Please Rise For Bobby Joe Owens
I really enjoyed the album art for Bobby Joe Owen’s new disc, Please Rise. He’s artistically rendered in a rose embroidered Nudie type suit, wailing away into a microphone. Just looking at it gave me high hopes for what was inside. Created by French graphic artist Sophie Lo, it has a fun, retro feel.
Please Rise was produced by Jimbo (Confederate Buddha) Mathus. Owens put out two other discs with Retro Deluxe on his own label, Rinkled Rooster: Baby, It’s Hot! and Watermelon Tea. I’d listen to the second just because I’m a sucker for poetic names. Both of those had a bluesier, rockabilly flavor.
I’ve heard one song that’s not on the disc, but is available as a single on his site. We’re Buckaroos was a really enjoyable Buck Owens tribute song. Goofy and repetitive, don’t listen to it if you have a hangover. But, if you’re in a good mood already (or need something ridiculous to put you there quickly) then tune it in. One thing I learned. Do not turn it on in a car with young ones unless you like it enough to hear it fifty-seven thousand more times in the next ninety minutes.
As someone who actually grew up singing a buckaroo song, this is one of the better ones. I can vouch for that. Back in Texas, ours was painfully out of tune and rhymed in the way that only grade school kids in the seventies could make it. I’m a buckarooOO! How ’bout youOO? We climb mountains and streams, tooOO!
This version definitely has an old school feel, but in a genuinely humorous way, not like the original ones which were like fingernails on a chalkboard.
Beauty’s Only Skin Deep reminded me of kd lang’s Big Boned Gal. Less rollicking, this was a slower ode to a big haired, big footed gal. She’s got big hair. She’s got big feet. She’s got a great big heart. She’s got what I need. I don’t think I’ve heard another song honest enough to mention a woman having a full time job as being a plus.
From the opening of My Cadillac Has Fins, you know you’re going to have fun. This might be what it would sound like if Jerry Lee Lewis put his spin on Johnny Cash’s song about bringing home his cadillac from the factory One Piece At A Time.
For me, the slower songs were less successful on the album. I hate to say it (can you be against Mama in country music?) but Momma’s Song was not one of my favorites. Maybe it’s just that the fast songs are so very good that even a perfectly fine slow song just does not appear to rise to the occasion next to them.

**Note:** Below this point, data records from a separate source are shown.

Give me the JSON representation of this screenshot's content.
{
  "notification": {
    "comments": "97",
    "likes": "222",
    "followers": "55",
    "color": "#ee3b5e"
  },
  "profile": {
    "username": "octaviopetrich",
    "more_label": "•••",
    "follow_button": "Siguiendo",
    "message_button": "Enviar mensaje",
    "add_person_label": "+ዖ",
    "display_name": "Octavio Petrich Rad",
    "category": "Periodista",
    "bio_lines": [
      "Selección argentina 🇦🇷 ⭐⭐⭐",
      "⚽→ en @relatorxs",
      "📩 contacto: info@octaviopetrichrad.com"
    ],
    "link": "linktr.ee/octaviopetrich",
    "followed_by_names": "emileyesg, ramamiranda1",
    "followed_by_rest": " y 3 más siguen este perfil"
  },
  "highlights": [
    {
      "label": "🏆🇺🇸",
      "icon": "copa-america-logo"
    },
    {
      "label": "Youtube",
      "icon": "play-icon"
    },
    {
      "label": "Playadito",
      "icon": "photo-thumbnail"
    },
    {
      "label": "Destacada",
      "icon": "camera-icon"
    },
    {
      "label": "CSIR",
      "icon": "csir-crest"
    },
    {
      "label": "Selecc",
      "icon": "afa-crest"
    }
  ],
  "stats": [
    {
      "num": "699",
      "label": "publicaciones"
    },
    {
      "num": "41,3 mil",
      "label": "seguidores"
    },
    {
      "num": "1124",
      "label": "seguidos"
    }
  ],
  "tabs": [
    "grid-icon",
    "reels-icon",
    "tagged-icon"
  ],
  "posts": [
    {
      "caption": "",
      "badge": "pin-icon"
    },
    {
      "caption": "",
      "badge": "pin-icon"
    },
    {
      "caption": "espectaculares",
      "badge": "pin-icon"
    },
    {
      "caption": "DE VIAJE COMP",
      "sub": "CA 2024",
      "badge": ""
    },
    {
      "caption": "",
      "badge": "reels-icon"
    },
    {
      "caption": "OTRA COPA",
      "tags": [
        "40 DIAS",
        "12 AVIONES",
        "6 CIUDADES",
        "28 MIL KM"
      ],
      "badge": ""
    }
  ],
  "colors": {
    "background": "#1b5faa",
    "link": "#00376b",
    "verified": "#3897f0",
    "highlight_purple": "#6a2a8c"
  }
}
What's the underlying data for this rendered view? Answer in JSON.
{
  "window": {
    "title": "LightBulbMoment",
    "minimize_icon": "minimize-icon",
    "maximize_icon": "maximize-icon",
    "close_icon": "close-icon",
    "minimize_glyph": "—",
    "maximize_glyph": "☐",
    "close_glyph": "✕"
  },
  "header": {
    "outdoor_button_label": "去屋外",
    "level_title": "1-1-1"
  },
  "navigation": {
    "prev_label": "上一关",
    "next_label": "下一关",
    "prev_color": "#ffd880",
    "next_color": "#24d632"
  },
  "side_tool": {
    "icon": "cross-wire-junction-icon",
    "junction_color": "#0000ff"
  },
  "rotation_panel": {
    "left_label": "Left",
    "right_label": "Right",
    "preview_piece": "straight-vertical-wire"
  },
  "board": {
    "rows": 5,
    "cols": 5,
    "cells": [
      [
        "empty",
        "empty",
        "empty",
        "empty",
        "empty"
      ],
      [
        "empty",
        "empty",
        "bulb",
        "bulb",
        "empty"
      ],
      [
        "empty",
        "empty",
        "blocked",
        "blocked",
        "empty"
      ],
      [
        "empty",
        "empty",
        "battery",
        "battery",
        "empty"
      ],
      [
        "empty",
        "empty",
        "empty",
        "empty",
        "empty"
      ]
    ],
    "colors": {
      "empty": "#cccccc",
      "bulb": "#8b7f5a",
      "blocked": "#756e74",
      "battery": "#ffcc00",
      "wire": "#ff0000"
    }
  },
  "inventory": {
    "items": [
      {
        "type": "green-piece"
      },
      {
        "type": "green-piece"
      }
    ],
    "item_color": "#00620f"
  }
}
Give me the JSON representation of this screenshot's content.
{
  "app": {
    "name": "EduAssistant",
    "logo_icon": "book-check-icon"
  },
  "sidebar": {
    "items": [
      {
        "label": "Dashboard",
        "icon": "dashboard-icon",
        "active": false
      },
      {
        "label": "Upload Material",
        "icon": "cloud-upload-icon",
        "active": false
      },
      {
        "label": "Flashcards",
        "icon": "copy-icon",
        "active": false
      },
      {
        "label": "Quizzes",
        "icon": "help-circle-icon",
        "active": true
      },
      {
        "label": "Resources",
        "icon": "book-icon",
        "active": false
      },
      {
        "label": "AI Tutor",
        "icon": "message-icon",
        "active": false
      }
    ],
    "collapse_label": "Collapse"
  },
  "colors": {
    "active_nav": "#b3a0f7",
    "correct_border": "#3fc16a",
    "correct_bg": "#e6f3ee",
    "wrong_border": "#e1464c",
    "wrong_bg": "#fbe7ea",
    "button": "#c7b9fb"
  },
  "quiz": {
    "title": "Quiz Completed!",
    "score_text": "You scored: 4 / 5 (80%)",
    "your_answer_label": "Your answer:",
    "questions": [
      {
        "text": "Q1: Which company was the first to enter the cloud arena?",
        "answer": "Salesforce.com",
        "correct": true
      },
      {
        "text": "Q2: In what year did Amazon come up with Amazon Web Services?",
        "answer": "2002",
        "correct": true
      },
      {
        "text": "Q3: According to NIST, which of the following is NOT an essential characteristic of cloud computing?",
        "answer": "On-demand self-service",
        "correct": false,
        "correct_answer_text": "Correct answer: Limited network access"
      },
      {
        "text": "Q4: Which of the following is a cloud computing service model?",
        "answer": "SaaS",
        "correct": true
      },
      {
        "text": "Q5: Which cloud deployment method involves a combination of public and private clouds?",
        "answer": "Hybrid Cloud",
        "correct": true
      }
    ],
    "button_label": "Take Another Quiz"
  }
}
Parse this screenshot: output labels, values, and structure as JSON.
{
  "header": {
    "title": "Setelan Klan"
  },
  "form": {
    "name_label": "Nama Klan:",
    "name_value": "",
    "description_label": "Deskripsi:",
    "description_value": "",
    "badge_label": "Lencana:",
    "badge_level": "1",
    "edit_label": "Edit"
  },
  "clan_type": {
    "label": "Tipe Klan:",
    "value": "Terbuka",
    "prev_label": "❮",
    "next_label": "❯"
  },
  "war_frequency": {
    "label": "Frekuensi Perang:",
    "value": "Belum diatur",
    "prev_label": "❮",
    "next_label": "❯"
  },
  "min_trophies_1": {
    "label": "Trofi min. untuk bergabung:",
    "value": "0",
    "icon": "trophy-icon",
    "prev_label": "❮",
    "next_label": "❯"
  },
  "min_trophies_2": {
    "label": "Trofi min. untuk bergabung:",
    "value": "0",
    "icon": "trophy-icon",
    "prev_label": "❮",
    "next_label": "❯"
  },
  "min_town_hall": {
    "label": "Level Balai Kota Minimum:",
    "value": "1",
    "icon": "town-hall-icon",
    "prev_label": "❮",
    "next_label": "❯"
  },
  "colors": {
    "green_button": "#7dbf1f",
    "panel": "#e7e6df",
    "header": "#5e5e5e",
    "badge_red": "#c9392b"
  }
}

Others have called Bobby Joe Owens garrulous, pugnacious, legendary, boozy, (and) seductive. They left out one thing. Fun!
Goes good with: Retro Deluxe, Buck Owens, Johnny Cash